Aerated compost teas rely on oxygen to help support the growth of beneficial bacteria and fungi. For the home grower, simply letting your ingredients brew in a bucket with an air pump should be enough. Large-scale operations with bigger budgets, on the other hand, tend to use oxygen probes for complete control over the oxygen levels in their teas.
Compost tea is rich in nutrients and beneficial microorganisms such as nematodes, protozoa, certain bacteria, and fungi. This elixir can help to defend your plants against pathogens, and may also help to enhance growth and overall health.
In order to grow the bacteria and fungi in your compost, you need to feed them the right nutrients. There are many different compost tea recipes available on the internet, and we’ve included one of our favourites at the end of this article.
UNDERSTANDING THE DIFFERENT TYPES OF COMPOST TEA
Learn the ins and outs of using compost tea to nourish and protect cannabis plants.
Remember: The ingredients you choose to use in your tea will determine whether it is fungal or bacterial.
Over time, the microorganisms in your compost bin will break down these materials into compost, a soil conditioner rich in nutrients and microscopic organisms. If you don’t have your own compost to make tea with, you can either source some from your local garden centre or make a tea with store-bought ingredients. Some common ingredients for compost tea include:
Cuttings and Bare root: 35ml/gal (1-100 dilution)
I use barley or corn throughout all of the plants life but some people use alfalfa seed tea and barley seed tea in veg and use corn seed tea in flower it’s up to you.
IMPORTANT: RISE THE SEEDS MORNING AND NIGHT AT LEAST.
Then you can rinse them well to make sure they are ready to sprout, I just do this in a metal strainer.

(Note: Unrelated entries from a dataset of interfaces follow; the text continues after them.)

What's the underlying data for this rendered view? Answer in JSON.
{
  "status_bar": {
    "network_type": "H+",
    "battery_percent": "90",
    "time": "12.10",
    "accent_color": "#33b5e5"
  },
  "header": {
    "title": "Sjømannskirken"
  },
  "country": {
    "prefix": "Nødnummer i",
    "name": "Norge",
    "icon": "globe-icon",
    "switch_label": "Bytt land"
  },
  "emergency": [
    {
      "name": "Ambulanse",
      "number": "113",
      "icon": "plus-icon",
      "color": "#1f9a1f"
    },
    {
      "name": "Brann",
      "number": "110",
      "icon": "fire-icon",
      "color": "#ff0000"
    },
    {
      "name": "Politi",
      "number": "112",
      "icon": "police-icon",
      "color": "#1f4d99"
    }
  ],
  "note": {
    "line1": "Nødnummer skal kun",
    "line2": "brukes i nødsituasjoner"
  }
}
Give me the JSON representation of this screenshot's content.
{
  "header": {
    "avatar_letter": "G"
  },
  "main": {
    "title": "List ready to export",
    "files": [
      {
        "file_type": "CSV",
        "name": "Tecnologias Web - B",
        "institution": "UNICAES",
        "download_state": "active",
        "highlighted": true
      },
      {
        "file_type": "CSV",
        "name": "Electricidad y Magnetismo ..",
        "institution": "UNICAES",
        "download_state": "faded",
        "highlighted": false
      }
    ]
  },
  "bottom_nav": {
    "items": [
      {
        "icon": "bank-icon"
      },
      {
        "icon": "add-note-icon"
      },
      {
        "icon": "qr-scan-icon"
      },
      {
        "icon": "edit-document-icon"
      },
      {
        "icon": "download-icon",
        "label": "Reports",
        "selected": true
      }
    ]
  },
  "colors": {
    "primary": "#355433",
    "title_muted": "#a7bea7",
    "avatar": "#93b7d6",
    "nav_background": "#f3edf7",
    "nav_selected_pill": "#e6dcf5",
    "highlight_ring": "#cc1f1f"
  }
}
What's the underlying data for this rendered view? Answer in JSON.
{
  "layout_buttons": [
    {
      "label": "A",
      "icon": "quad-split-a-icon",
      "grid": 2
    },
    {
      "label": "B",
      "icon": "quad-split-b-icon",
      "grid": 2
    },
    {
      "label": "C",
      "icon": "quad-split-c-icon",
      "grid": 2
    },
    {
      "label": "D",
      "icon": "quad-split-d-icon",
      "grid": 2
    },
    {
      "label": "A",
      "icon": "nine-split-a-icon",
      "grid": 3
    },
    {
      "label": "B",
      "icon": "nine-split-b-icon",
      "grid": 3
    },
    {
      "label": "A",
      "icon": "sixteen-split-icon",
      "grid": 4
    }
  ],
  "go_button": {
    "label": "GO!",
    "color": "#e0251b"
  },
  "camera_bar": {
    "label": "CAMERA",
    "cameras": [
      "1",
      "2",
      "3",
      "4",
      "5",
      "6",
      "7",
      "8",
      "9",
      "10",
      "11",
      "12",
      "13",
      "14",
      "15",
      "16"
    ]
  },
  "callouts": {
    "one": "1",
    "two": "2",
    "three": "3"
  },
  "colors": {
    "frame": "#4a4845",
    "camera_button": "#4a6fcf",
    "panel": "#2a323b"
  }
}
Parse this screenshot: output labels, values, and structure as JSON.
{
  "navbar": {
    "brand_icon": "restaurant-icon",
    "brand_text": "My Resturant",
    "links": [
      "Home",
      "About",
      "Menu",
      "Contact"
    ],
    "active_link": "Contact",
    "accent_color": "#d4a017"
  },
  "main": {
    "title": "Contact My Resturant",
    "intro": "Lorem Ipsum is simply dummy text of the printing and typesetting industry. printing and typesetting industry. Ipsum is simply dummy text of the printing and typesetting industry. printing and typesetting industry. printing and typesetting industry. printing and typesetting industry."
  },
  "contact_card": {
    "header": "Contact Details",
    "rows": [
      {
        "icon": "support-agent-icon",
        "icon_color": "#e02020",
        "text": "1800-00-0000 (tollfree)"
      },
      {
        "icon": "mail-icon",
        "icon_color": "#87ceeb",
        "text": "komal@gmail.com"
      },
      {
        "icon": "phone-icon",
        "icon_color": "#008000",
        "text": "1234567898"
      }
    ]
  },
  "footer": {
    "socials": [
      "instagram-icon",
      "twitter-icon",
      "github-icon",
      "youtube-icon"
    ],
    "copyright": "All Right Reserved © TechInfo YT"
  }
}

Here is the same tray 24 hours later:
October 26, 2020
is there a shelf life for the Barley/water food processor receipe ?
Yes, it’s true! Our plants can make the most of the beneficial properties of sprouted seeds and enjoy a natural boost in growth and plant health. Seed sprout tea (SST) is an easy, economical and environmentally-friendly way in which we can irrigate our garden with our own homemade plant growth stimulant, rich in phytohormones, enzymes, minerals and nutrients, and is suitable for use on cannabis plants in vegetative growth as well as during the flowering period, depending on the seeds being used.
There are a few types of seed that are most commonly used for this purpose, these are primarily maize, barley, alfalfa and lentils. These are used at different times, depending on what stage of life our plants are in, and the desired effect.
What seeds can we use to make SST?
In this blog post, we take a look at the complex world of plant hormones, talking about the wide range of effects they have, and how they control and regulate almost every aspect of our plants’ lives.
Soak the seeds overnight in clean water. Adding a quarter-teaspoon of kelp meal at this point will infuse the water with growth-promoting phytohormones and help to accelerate the germination process. In this case, we’ve used the soluble kelp powder Alga Plus from Jumus.
These are the most commonly used seeds for making SSTs, but it doesn’t mean that other types of seed won’t work equally worth experimenting with. For example, an SST using sprouted hemp seeds ought to be an excellent growth booster for cannabis plants, while sunflower seeds are well known to be high in phytohormones, and many others such as rice, fenugreek, pumpkin have been recommended as well.